The Alberta government hopes it can attract $1.4 billion in investment to the agriculture sector over the next for years as it aims to expand the provincial economy.
Revealing more details in its budget today, the government said the aggressive target would support 2,000 new jobs in canola processing, the pork industry, plant protein, greenhouses, food processing, the malt industry, agri-technology, and other emerging sectors.
The pledge is part of the government’s new value-added strategy, in which it hopes corporate tax cuts, as well as advocacy, will lure investors.
However, it comes at a time when the province continues to cut department expenses, arguing its fiscal house needs get in order as the economy continues to lag.
The Agriculture and Forestry department is seeing a massive cut of roughly $538 million, though the bulk of that was done by completely axing the wildfire pre-suppression and response program, which had cost roughly $485 million.
The primary agriculture division is slated to see a $20 million cut. It budgeted roughly $93 million in 2019-20 and it’s estimate for 2020-21 is $73 million.
The Agriculture and Forestry department expects 277 full-time-equivalent job losses. It isn’t clear which divisions will see the most job reductions.
As well, the Agriculture Financial Services Corporation (AFSC) expects 48 full-time-equivalent job losses.

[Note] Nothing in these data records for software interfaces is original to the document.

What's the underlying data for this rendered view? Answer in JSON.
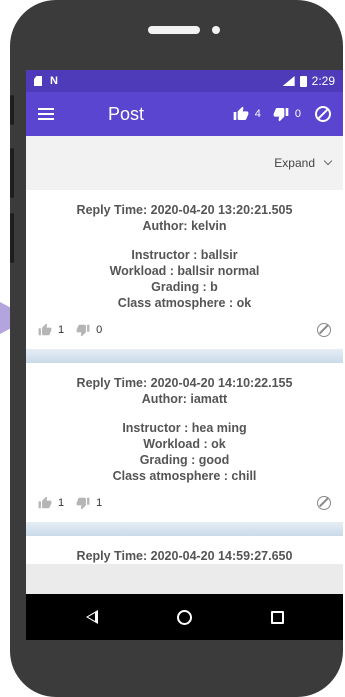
{
  "statusbar": {
    "time": "2:29"
  },
  "appbar": {
    "title": "Post",
    "like_count": "4",
    "dislike_count": "0"
  },
  "toolbar": {
    "expand_label": "Expand"
  },
  "posts": [
    {
      "reply_time": "Reply Time: 2020-04-20 13:20:21.505",
      "author": "Author: kelvin",
      "instructor": "Instructor : ballsir",
      "workload": "Workload : ballsir normal",
      "grading": "Grading : b",
      "atmosphere": "Class atmosphere : ok",
      "likes": "1",
      "dislikes": "0"
    },
    {
      "reply_time": "Reply Time: 2020-04-20 14:10:22.155",
      "author": "Author: iamatt",
      "instructor": "Instructor : hea ming",
      "workload": "Workload : ok",
      "grading": "Grading : good",
      "atmosphere": "Class atmosphere : chill",
      "likes": "1",
      "dislikes": "1"
    },
    {
      "reply_time": "Reply Time: 2020-04-20 14:59:27.650"
    }
  ],
  "colors": {
    "status_bar": "#4d3bb9",
    "app_bar": "#5a45d0",
    "nav_bar": "#000000",
    "phone_frame": "#3b3b3b",
    "arrow": "#b3a4dd"
  },
  "icons": [
    "menu-icon",
    "thumbs-up-icon",
    "thumbs-down-icon",
    "ban-icon",
    "chevron-down-icon",
    "back-icon",
    "home-icon",
    "recents-icon"
  ]
}
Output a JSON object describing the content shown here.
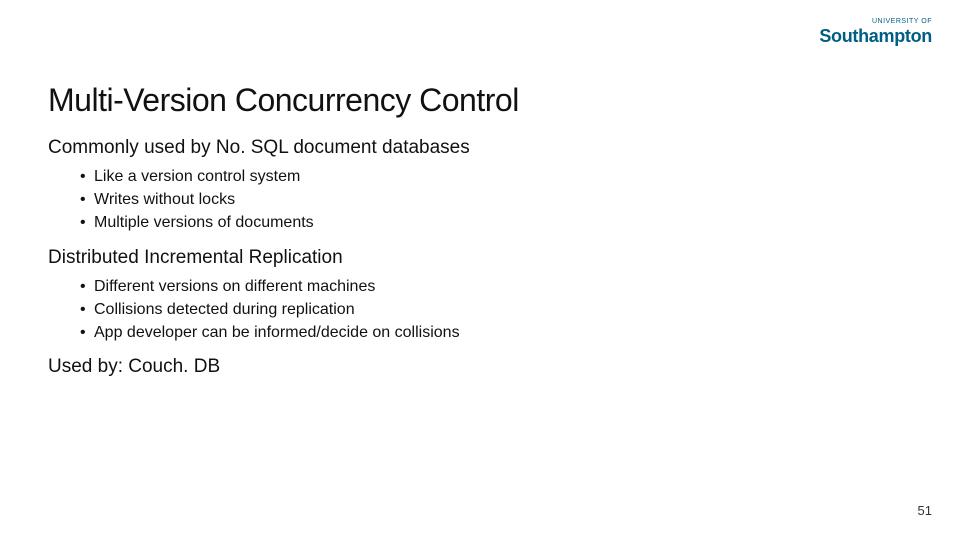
{
  "logo": {
    "prefix": "UNIVERSITY OF",
    "name": "Southampton"
  },
  "title": "Multi-Version Concurrency Control",
  "sections": [
    {
      "heading": "Commonly used by No. SQL document databases",
      "bullets": [
        "Like a version control system",
        "Writes without locks",
        "Multiple versions of documents"
      ]
    },
    {
      "heading": "Distributed Incremental Replication",
      "bullets": [
        "Different versions on different machines",
        "Collisions detected during replication",
        "App developer can be informed/decide on collisions"
      ]
    }
  ],
  "used_by": "Used by: Couch. DB",
  "page_number": "51"
}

Dave Bishop, chair of the Alberta Barley Commission, said he hopes the department keeps extension employees, but the commission will have to wait and see what the fallout is before commenting further.

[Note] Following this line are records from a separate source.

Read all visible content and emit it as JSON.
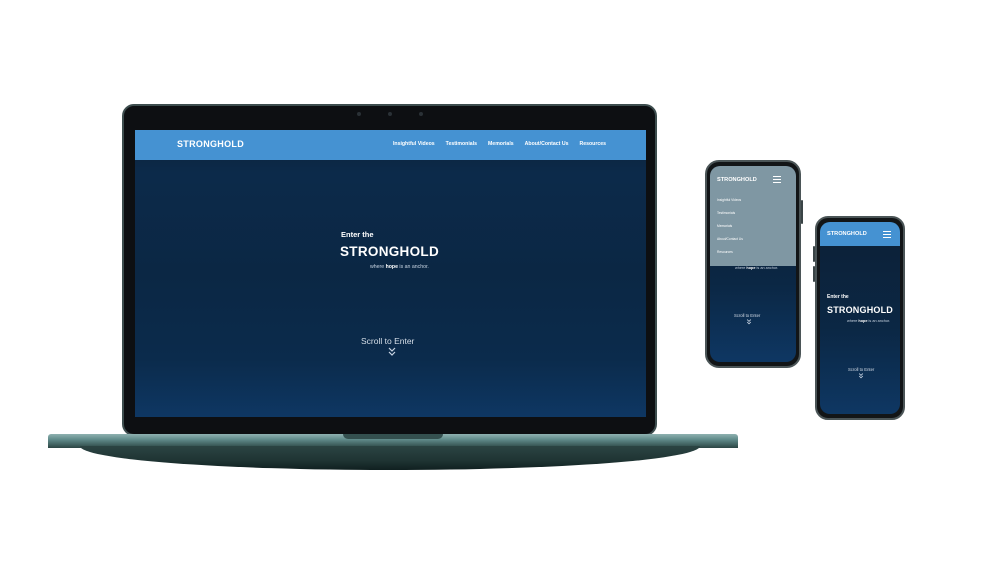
{
  "site": {
    "brand": "STRONGHOLD",
    "nav_links": [
      "Insightful Videos",
      "Testimonials",
      "Memorials",
      "About/Contact Us",
      "Resources"
    ],
    "hero": {
      "pre_title": "Enter the",
      "title": "STRONGHOLD",
      "tagline_before": "where ",
      "tagline_bold": "hope",
      "tagline_after": " is an anchor."
    },
    "scroll_cta": "Scroll to Enter"
  },
  "icons": {
    "scroll": "double-chevron-down-icon",
    "menu": "hamburger-menu-icon"
  },
  "colors": {
    "nav_bar": "#4592d2",
    "mobile_menu_overlay": "#7f97a3",
    "hero_background": "#0b2744",
    "device_frame": "#3d4d4e"
  }
}
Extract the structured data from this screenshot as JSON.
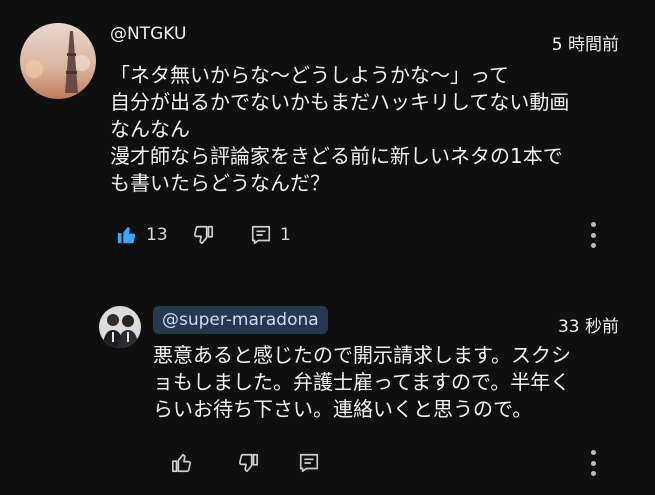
{
  "comments": [
    {
      "author": "@NTGKU",
      "time": "5 時間前",
      "lines": [
        "「ネタ無いからな～どうしようかな～」って",
        "自分が出るかでないかもまだハッキリしてない動画",
        "なんなん",
        "漫才師なら評論家をきどる前に新しいネタの1本で",
        "も書いたらどうなんだ？"
      ],
      "likes": "13",
      "replies": "1"
    },
    {
      "author": "@super-maradona",
      "time": "33 秒前",
      "lines": [
        "悪意あると感じたので開示請求します。スクシ",
        "ョもしました。弁護士雇ってますので。半年く",
        "らいお待ち下さい。連絡いくと思うので。"
      ]
    }
  ],
  "icons": {
    "like": "thumbs-up-icon",
    "dislike": "thumbs-down-icon",
    "reply": "reply-comment-icon",
    "more": "more-vert-icon"
  },
  "colors": {
    "background": "#0f0f0f",
    "like_active": "#3ea6ff",
    "mention_bg": "#263850"
  }
}
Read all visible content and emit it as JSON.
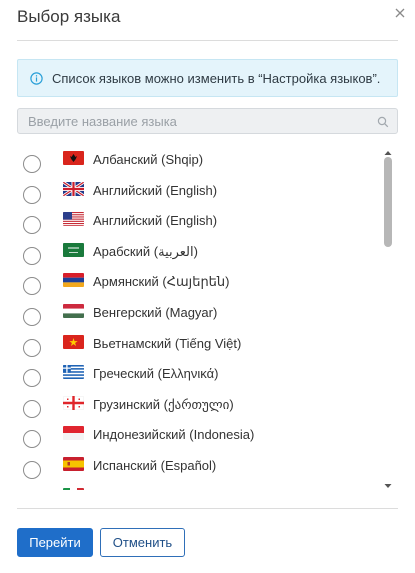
{
  "dialog": {
    "title": "Выбор языка",
    "info_text": "Список языков можно изменить в “Настройка языков”.",
    "search_placeholder": "Введите название языка",
    "languages": [
      {
        "label": "Албанский (Shqip)",
        "flag": "albania-flag-icon"
      },
      {
        "label": "Английский (English)",
        "flag": "uk-flag-icon"
      },
      {
        "label": "Английский (English)",
        "flag": "us-flag-icon"
      },
      {
        "label": "Арабский (العربية)",
        "flag": "saudi-arabia-flag-icon"
      },
      {
        "label": "Армянский (Հայերեն)",
        "flag": "armenia-flag-icon"
      },
      {
        "label": "Венгерский (Magyar)",
        "flag": "hungary-flag-icon"
      },
      {
        "label": "Вьетнамский (Tiếng Việt)",
        "flag": "vietnam-flag-icon"
      },
      {
        "label": "Греческий (Ελληνικά)",
        "flag": "greece-flag-icon"
      },
      {
        "label": "Грузинский (ქართული)",
        "flag": "georgia-flag-icon"
      },
      {
        "label": "Индонезийский (Indonesia)",
        "flag": "indonesia-flag-icon"
      },
      {
        "label": "Испанский (Español)",
        "flag": "spain-flag-icon"
      },
      {
        "label": "",
        "flag": "italy-flag-icon"
      }
    ],
    "go_button": "Перейти",
    "cancel_button": "Отменить"
  },
  "colors": {
    "primary": "#1f6ec9",
    "info_bg": "#e4f4fb",
    "info_icon": "#2aa0d8"
  }
}
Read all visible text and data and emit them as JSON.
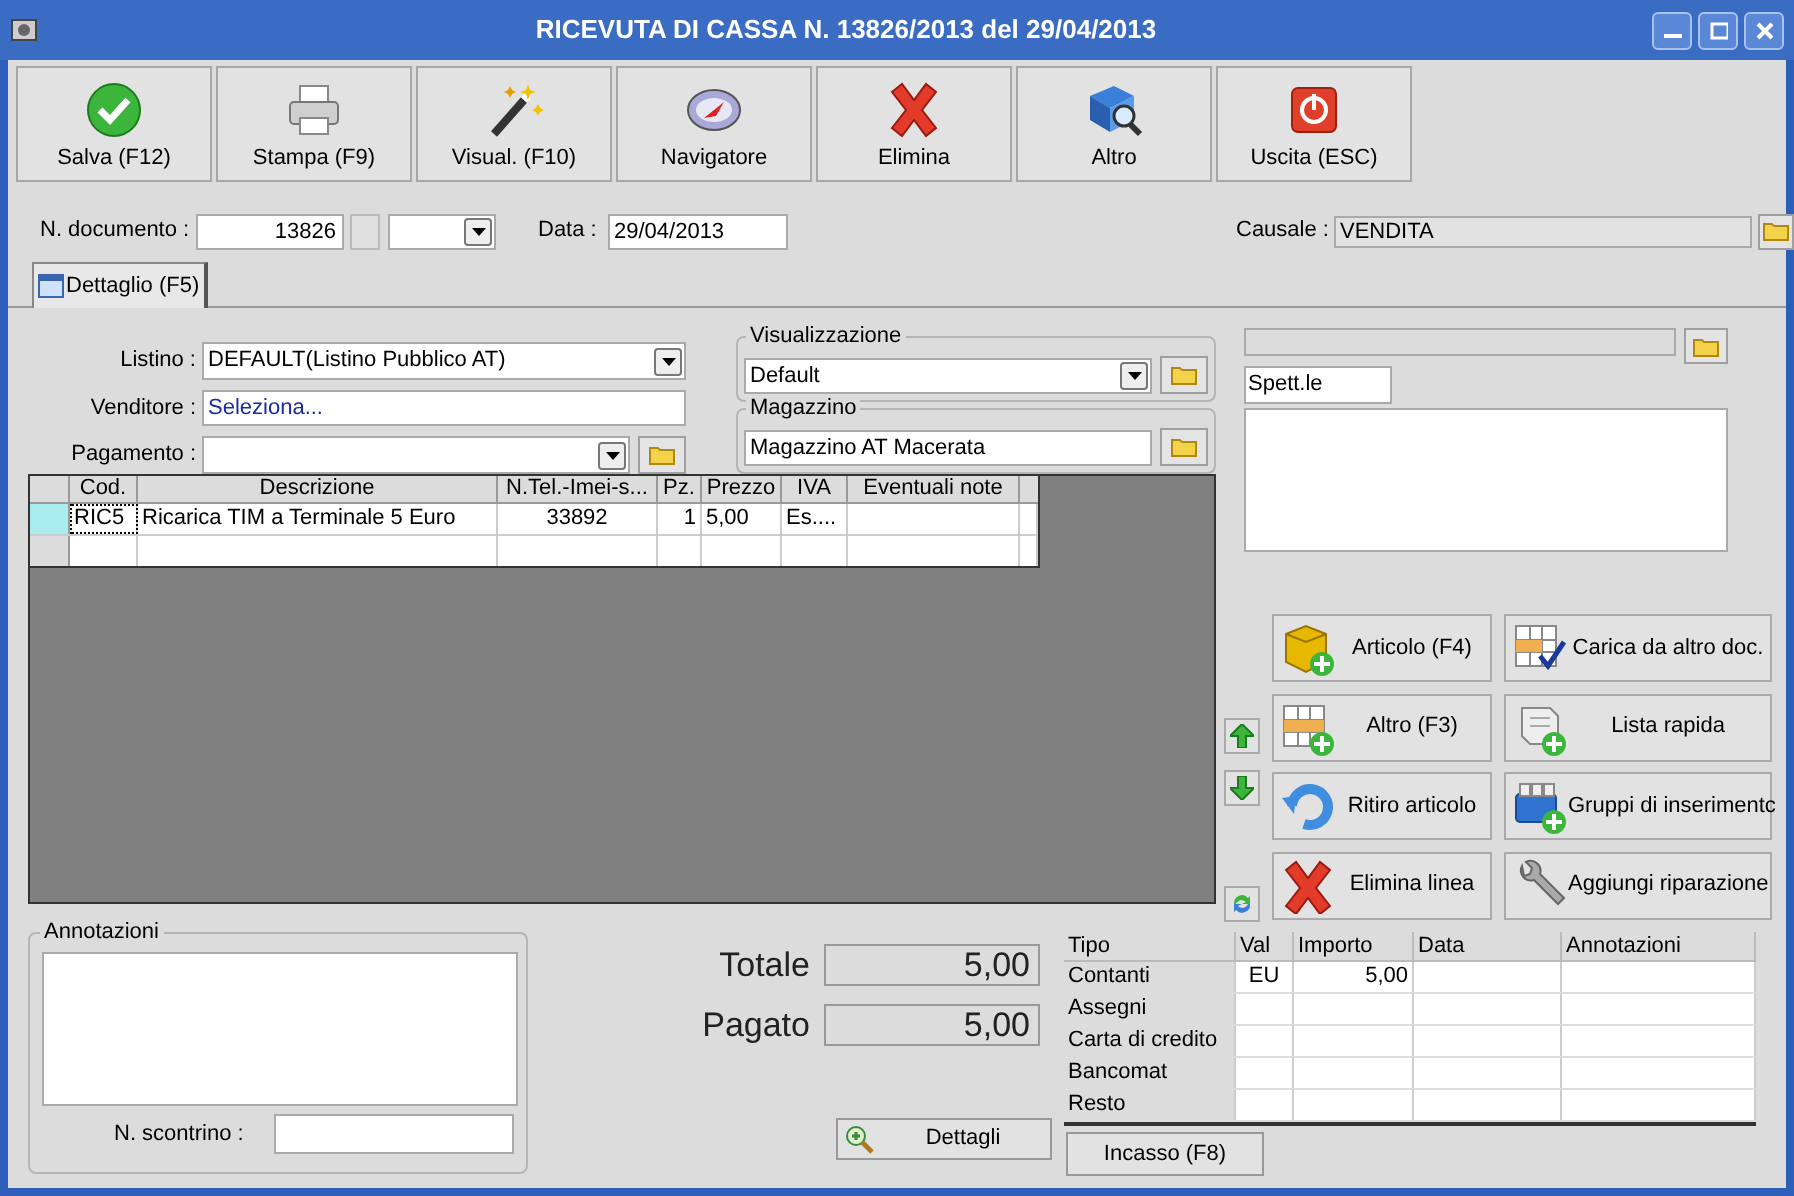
{
  "window": {
    "title": "RICEVUTA DI CASSA N. 13826/2013 del 29/04/2013"
  },
  "toolbar": [
    {
      "label": "Salva (F12)"
    },
    {
      "label": "Stampa (F9)"
    },
    {
      "label": "Visual. (F10)"
    },
    {
      "label": "Navigatore"
    },
    {
      "label": "Elimina"
    },
    {
      "label": "Altro"
    },
    {
      "label": "Uscita (ESC)"
    }
  ],
  "document": {
    "number_label": "N. documento :",
    "number": "13826",
    "date_label": "Data :",
    "date": "29/04/2013",
    "causale_label": "Causale :",
    "causale": "VENDITA"
  },
  "tabs": [
    {
      "label": "Dettaglio (F5)",
      "selected": true
    }
  ],
  "form": {
    "listino_label": "Listino :",
    "listino": "DEFAULT(Listino Pubblico AT)",
    "venditore_label": "Venditore :",
    "venditore_placeholder": "Seleziona...",
    "pagamento_label": "Pagamento :"
  },
  "visualizzazione": {
    "legend": "Visualizzazione",
    "value": "Default"
  },
  "magazzino": {
    "legend": "Magazzino",
    "value": "Magazzino AT Macerata"
  },
  "recipient": {
    "salutation": "Spett.le"
  },
  "lines": {
    "columns": [
      "Cod.",
      "Descrizione",
      "N.Tel.-Imei-s...",
      "Pz.",
      "Prezzo",
      "IVA",
      "Eventuali note"
    ],
    "rows": [
      {
        "selected": true,
        "cells": [
          "RIC5",
          "Ricarica TIM a Terminale 5 Euro",
          "33892",
          "1",
          "5,00",
          "Es...."
        ]
      }
    ]
  },
  "actions": [
    {
      "label": "Articolo (F4)"
    },
    {
      "label": "Carica da altro doc."
    },
    {
      "label": "Altro (F3)"
    },
    {
      "label": "Lista rapida"
    },
    {
      "label": "Ritiro articolo"
    },
    {
      "label": "Gruppi di inserimentc"
    },
    {
      "label": "Elimina linea"
    },
    {
      "label": "Aggiungi riparazione"
    }
  ],
  "annotazioni": {
    "legend": "Annotazioni",
    "scontrino_label": "N. scontrino :"
  },
  "totals": [
    {
      "label": "Totale",
      "value": "5,00"
    },
    {
      "label": "Pagato",
      "value": "5,00"
    }
  ],
  "dettagli_button": "Dettagli",
  "payments": {
    "columns": [
      "Tipo",
      "Val",
      "Importo",
      "Data",
      "Annotazioni"
    ],
    "rows": [
      {
        "cells": [
          "Contanti",
          "EU",
          "5,00"
        ]
      },
      {
        "cells": [
          "Assegni"
        ]
      },
      {
        "cells": [
          "Carta di credito"
        ]
      },
      {
        "cells": [
          "Bancomat"
        ]
      },
      {
        "cells": [
          "Resto"
        ]
      }
    ]
  },
  "incasso_button": "Incasso (F8)"
}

Overall, the province anticipates a $6.8 billion deficit, but plans to eventually post a surplus in 2022-23. Provincial debt is expected to grow to $95.6 billion this year.
The government, however, expects economic growth in the coming years, anticipating more pipelines will come on line, increased investment in the energy sector and housing, more employment and more tax revenue.
Finance Minister Travis Toews said the province is prepared to cut further if the rosy economic picture doesn’t pan out.
“When you take a look at our underlying assumptions, they aren’t overly optimistic,” he said. “They are cautious but credible.”
Bishop said he is supportive of the cuts, suggesting fiscal responsibility is needed.
As for farmer research, it plans on remaining the same before the government introduces a new model.
The province will commit $37 million to farmer research this coming fiscal year. Of that total, $7 million will come from the Canadian Agricultural Partnership program, $10 million will be for external organizations and $20 million will be spent within the department.
The province is expected to launch a new research funding model that takes farmers’ priorities into account.
Delivery of crop insurance won’t change and producers’ premiums won’t be impacted.
As for the value-added strategy, the province hopes there will be 280 value-added agriculture products developed by 2020-21, expecting that number to grow to 310 by 2022-23.
It expects $840 million in investment will be leveraged in rural businesses and agribusinesses, facilitated through AFSC. By 2022-23, it expects that figure to be $925 million.
Included in the budget is $2 million for protein fractionation equipment at the Food Processing Centre in Leduc, Alta. It’s part of the province’s $6.4 billion capital plan.
Bishop said more value-added agriculture would beneficial.
“It would be great if we could have that happen,” he said. “It could attract employment and make our farms more profitable.”
Toews continued his push for the federal government to rebate Alberta $2.4 billion through the Fiscal Stabilization Program. He argued the province has made significant contributions to the federal program, yet he said the federal government has introduced harmful policies.
“There is a lot of unrest,” he said. “The federal government has been enacting policies that aren’t in the best interest of the people of this province and this country. The frustration is high and I share that.”
The province will be introducing new tax streams to generate revenue.
It will be introducing a vaping tax of 20 percent. It aims to bring in $4 million in 2020-21 and $8 million in 2021-22.
This comes after the government hiked fees for cigarettes, charging $5 more for a carton of 200. Loose tobacco taxes grew by 3.75 cents.
The province will be introducing a levy on short-term rentals, as well as a recreation trail fee. There will be increases to provincial park fees.
The government plans on introducing a program that offer upgrades for rural health facilities across the province.